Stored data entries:
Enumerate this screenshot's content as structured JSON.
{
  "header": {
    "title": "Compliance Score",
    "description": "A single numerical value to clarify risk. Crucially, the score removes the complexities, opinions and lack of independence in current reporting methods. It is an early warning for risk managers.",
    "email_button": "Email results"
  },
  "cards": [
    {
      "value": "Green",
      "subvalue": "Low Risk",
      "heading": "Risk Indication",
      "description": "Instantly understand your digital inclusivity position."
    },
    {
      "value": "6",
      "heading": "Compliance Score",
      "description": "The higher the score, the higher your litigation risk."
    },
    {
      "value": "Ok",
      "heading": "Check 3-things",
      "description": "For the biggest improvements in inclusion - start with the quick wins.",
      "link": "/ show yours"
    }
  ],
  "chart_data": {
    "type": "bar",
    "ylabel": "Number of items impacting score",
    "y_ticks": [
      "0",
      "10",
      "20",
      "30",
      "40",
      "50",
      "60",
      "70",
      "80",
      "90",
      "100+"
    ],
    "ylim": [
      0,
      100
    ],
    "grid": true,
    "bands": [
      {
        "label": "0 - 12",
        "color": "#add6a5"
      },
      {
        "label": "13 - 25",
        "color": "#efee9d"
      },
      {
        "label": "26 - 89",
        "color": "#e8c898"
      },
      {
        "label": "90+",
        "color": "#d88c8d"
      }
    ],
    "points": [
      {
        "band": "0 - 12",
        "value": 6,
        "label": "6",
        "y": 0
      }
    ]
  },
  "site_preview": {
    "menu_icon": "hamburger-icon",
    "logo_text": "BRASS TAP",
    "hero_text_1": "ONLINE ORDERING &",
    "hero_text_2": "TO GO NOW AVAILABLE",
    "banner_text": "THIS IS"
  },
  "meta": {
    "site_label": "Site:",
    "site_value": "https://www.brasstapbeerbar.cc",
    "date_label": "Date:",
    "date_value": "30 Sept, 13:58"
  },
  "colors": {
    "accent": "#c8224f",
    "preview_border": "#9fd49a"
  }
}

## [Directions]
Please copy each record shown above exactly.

## [Answer to the problem]
Enumerate this screenshot's content as structured JSON.
{
  "header": {
    "title": "Compliance Score",
    "description": "A single numerical value to clarify risk. Crucially, the score removes the complexities, opinions and lack of independence in current reporting methods. It is an early warning for risk managers.",
    "email_button": "Email results"
  },
  "cards": [
    {
      "value": "Green",
      "subvalue": "Low Risk",
      "heading": "Risk Indication",
      "description": "Instantly understand your digital inclusivity position."
    },
    {
      "value": "6",
      "heading": "Compliance Score",
      "description": "The higher the score, the higher your litigation risk."
    },
    {
      "value": "Ok",
      "heading": "Check 3-things",
      "description": "For the biggest improvements in inclusion - start with the quick wins.",
      "link": "/ show yours"
    }
  ],
  "chart_data": {
    "type": "bar",
    "ylabel": "Number of items impacting score",
    "y_ticks": [
      "0",
      "10",
      "20",
      "30",
      "40",
      "50",
      "60",
      "70",
      "80",
      "90",
      "100+"
    ],
    "ylim": [
      0,
      100
    ],
    "grid": true,
    "bands": [
      {
        "label": "0 - 12",
        "color": "#add6a5"
      },
      {
        "label": "13 - 25",
        "color": "#efee9d"
      },
      {
        "label": "26 - 89",
        "color": "#e8c898"
      },
      {
        "label": "90+",
        "color": "#d88c8d"
      }
    ],
    "points": [
      {
        "band": "0 - 12",
        "value": 6,
        "label": "6",
        "y": 0
      }
    ]
  },
  "site_preview": {
    "menu_icon": "hamburger-icon",
    "logo_text": "BRASS TAP",
    "hero_text_1": "ONLINE ORDERING &",
    "hero_text_2": "TO GO NOW AVAILABLE",
    "banner_text": "THIS IS"
  },
  "meta": {
    "site_label": "Site:",
    "site_value": "https://www.brasstapbeerbar.cc",
    "date_label": "Date:",
    "date_value": "30 Sept, 13:58"
  },
  "colors": {
    "accent": "#c8224f",
    "preview_border": "#9fd49a"
  }
}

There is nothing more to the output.